Work instructions
The expected output is an exact restatement of all the records.

Supplied entries
+---+

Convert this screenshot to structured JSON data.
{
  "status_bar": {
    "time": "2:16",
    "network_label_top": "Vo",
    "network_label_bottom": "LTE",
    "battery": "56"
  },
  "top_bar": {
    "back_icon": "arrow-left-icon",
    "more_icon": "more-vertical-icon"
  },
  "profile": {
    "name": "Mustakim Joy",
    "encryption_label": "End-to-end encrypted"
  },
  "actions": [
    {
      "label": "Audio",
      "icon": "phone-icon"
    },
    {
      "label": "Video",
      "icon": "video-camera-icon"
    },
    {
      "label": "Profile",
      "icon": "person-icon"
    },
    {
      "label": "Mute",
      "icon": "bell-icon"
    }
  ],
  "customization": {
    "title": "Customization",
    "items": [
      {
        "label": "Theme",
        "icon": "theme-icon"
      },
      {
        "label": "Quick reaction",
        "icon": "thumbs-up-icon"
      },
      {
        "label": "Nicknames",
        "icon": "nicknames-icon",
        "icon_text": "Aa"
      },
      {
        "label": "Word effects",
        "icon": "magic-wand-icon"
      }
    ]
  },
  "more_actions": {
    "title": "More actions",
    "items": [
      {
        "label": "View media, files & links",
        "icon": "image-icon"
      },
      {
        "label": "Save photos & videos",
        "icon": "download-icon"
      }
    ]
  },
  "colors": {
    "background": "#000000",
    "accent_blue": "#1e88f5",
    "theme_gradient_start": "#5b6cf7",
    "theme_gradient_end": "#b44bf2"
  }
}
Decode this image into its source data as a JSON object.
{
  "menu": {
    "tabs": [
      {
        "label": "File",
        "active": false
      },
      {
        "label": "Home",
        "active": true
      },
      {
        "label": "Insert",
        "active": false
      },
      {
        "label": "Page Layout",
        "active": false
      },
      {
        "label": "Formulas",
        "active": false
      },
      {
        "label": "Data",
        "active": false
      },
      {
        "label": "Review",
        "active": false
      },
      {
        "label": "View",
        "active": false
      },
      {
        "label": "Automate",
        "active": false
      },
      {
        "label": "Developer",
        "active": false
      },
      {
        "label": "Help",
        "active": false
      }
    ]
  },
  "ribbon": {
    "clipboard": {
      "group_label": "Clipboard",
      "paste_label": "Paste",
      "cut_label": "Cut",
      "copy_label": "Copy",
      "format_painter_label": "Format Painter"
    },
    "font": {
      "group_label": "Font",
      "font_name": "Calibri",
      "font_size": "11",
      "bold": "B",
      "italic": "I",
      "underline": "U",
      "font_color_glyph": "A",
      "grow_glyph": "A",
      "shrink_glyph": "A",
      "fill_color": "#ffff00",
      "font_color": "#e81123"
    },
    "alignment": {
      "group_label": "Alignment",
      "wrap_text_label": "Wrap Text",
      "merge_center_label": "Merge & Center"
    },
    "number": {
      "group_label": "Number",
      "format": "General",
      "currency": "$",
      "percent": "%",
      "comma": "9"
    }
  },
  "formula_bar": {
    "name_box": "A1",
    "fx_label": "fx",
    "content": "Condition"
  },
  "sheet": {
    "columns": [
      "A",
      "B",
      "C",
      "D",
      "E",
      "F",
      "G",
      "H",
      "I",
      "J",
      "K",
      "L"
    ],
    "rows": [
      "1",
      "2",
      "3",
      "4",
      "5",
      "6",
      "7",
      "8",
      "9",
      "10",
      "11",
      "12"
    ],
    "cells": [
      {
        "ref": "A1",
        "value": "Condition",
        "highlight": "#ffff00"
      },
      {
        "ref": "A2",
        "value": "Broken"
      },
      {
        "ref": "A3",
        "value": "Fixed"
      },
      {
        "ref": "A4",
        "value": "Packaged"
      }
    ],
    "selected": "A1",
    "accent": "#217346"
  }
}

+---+

Output for this exercise
Convert this screenshot to structured JSON data.
{
  "status_bar": {
    "time": "2:16",
    "network_label_top": "Vo",
    "network_label_bottom": "LTE",
    "battery": "56"
  },
  "top_bar": {
    "back_icon": "arrow-left-icon",
    "more_icon": "more-vertical-icon"
  },
  "profile": {
    "name": "Mustakim Joy",
    "encryption_label": "End-to-end encrypted"
  },
  "actions": [
    {
      "label": "Audio",
      "icon": "phone-icon"
    },
    {
      "label": "Video",
      "icon": "video-camera-icon"
    },
    {
      "label": "Profile",
      "icon": "person-icon"
    },
    {
      "label": "Mute",
      "icon": "bell-icon"
    }
  ],
  "customization": {
    "title": "Customization",
    "items": [
      {
        "label": "Theme",
        "icon": "theme-icon"
      },
      {
        "label": "Quick reaction",
        "icon": "thumbs-up-icon"
      },
      {
        "label": "Nicknames",
        "icon": "nicknames-icon",
        "icon_text": "Aa"
      },
      {
        "label": "Word effects",
        "icon": "magic-wand-icon"
      }
    ]
  },
  "more_actions": {
    "title": "More actions",
    "items": [
      {
        "label": "View media, files & links",
        "icon": "image-icon"
      },
      {
        "label": "Save photos & videos",
        "icon": "download-icon"
      }
    ]
  },
  "colors": {
    "background": "#000000",
    "accent_blue": "#1e88f5",
    "theme_gradient_start": "#5b6cf7",
    "theme_gradient_end": "#b44bf2"
  }
}
Decode this image into its source data as a JSON object.
{
  "menu": {
    "tabs": [
      {
        "label": "File",
        "active": false
      },
      {
        "label": "Home",
        "active": true
      },
      {
        "label": "Insert",
        "active": false
      },
      {
        "label": "Page Layout",
        "active": false
      },
      {
        "label": "Formulas",
        "active": false
      },
      {
        "label": "Data",
        "active": false
      },
      {
        "label": "Review",
        "active": false
      },
      {
        "label": "View",
        "active": false
      },
      {
        "label": "Automate",
        "active": false
      },
      {
        "label": "Developer",
        "active": false
      },
      {
        "label": "Help",
        "active": false
      }
    ]
  },
  "ribbon": {
    "clipboard": {
      "group_label": "Clipboard",
      "paste_label": "Paste",
      "cut_label": "Cut",
      "copy_label": "Copy",
      "format_painter_label": "Format Painter"
    },
    "font": {
      "group_label": "Font",
      "font_name": "Calibri",
      "font_size": "11",
      "bold": "B",
      "italic": "I",
      "underline": "U",
      "font_color_glyph": "A",
      "grow_glyph": "A",
      "shrink_glyph": "A",
      "fill_color": "#ffff00",
      "font_color": "#e81123"
    },
    "alignment": {
      "group_label": "Alignment",
      "wrap_text_label": "Wrap Text",
      "merge_center_label": "Merge & Center"
    },
    "number": {
      "group_label": "Number",
      "format": "General",
      "currency": "$",
      "percent": "%",
      "comma": "9"
    }
  },
  "formula_bar": {
    "name_box": "A1",
    "fx_label": "fx",
    "content": "Condition"
  },
  "sheet": {
    "columns": [
      "A",
      "B",
      "C",
      "D",
      "E",
      "F",
      "G",
      "H",
      "I",
      "J",
      "K",
      "L"
    ],
    "rows": [
      "1",
      "2",
      "3",
      "4",
      "5",
      "6",
      "7",
      "8",
      "9",
      "10",
      "11",
      "12"
    ],
    "cells": [
      {
        "ref": "A1",
        "value": "Condition",
        "highlight": "#ffff00"
      },
      {
        "ref": "A2",
        "value": "Broken"
      },
      {
        "ref": "A3",
        "value": "Fixed"
      },
      {
        "ref": "A4",
        "value": "Packaged"
      }
    ],
    "selected": "A1",
    "accent": "#217346"
  }
}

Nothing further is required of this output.